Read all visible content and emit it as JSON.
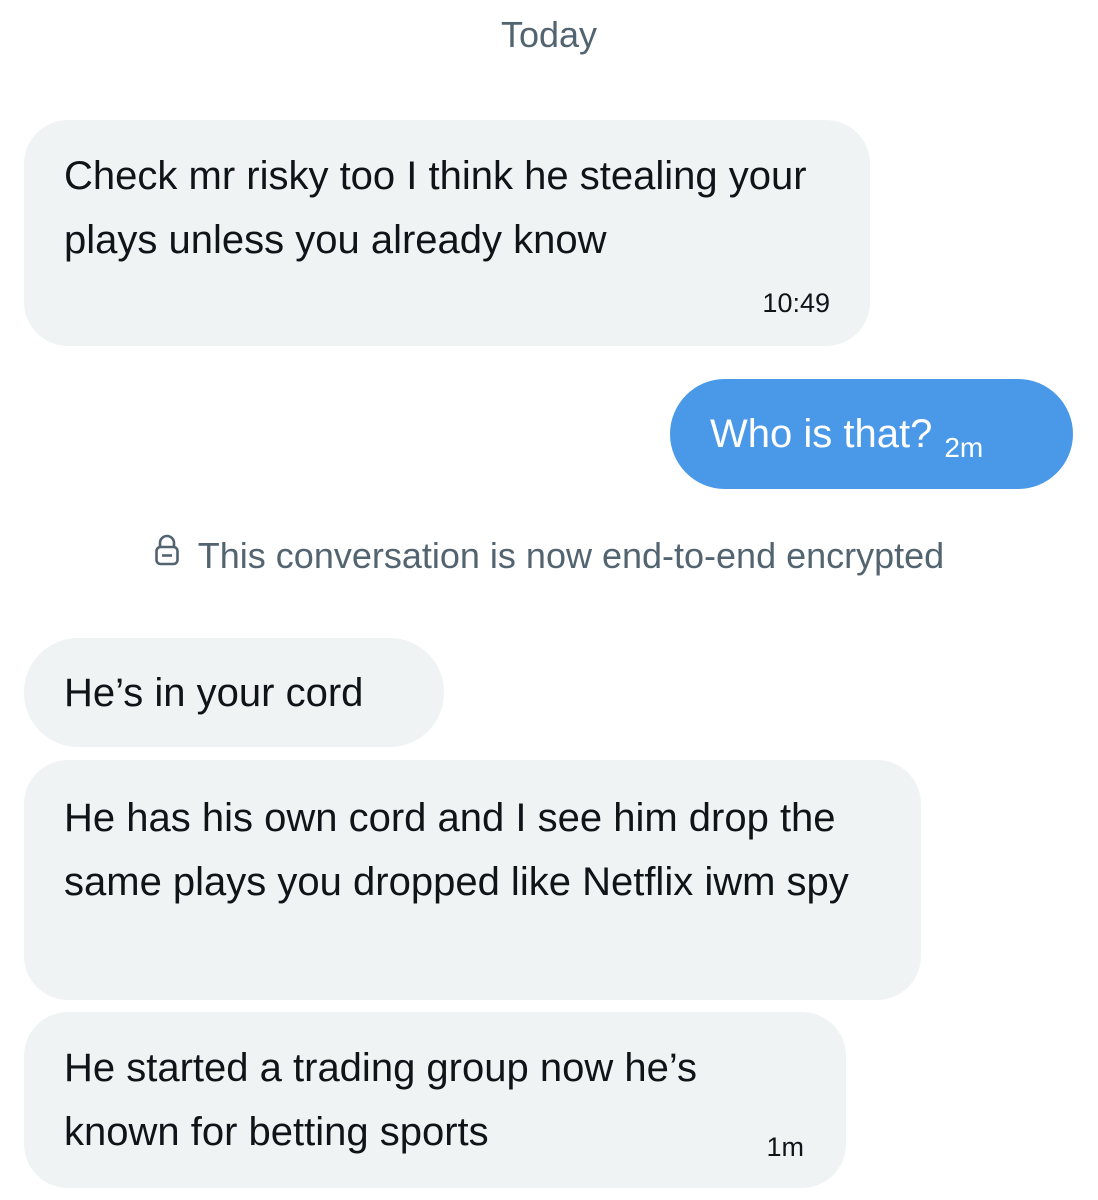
{
  "date_separator": "Today",
  "messages": [
    {
      "direction": "incoming",
      "text": "Check mr risky too I think he stealing your plays unless you already know",
      "time": "10:49"
    },
    {
      "direction": "outgoing",
      "text": "Who is that?",
      "time": "2m"
    },
    {
      "direction": "incoming",
      "text": "He’s in your cord",
      "time": ""
    },
    {
      "direction": "incoming",
      "text": "He has his own cord and I see him drop the same plays you dropped like Netflix iwm spy",
      "time": ""
    },
    {
      "direction": "incoming",
      "text": "He started a trading group now he’s known for betting sports",
      "time": "1m"
    }
  ],
  "encryption_notice": {
    "icon": "lock-icon",
    "text": "This conversation is now end-to-end encrypted"
  },
  "colors": {
    "incoming_bubble": "#eff3f4",
    "outgoing_bubble": "#4a99e9",
    "secondary_text": "#536471",
    "primary_text": "#0f1419"
  }
}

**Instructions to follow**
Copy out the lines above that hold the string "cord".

**Exercise solution**
      "text": "He’s in your cord",
      "text": "He has his own cord and I see him drop the same plays you dropped like Netflix iwm spy",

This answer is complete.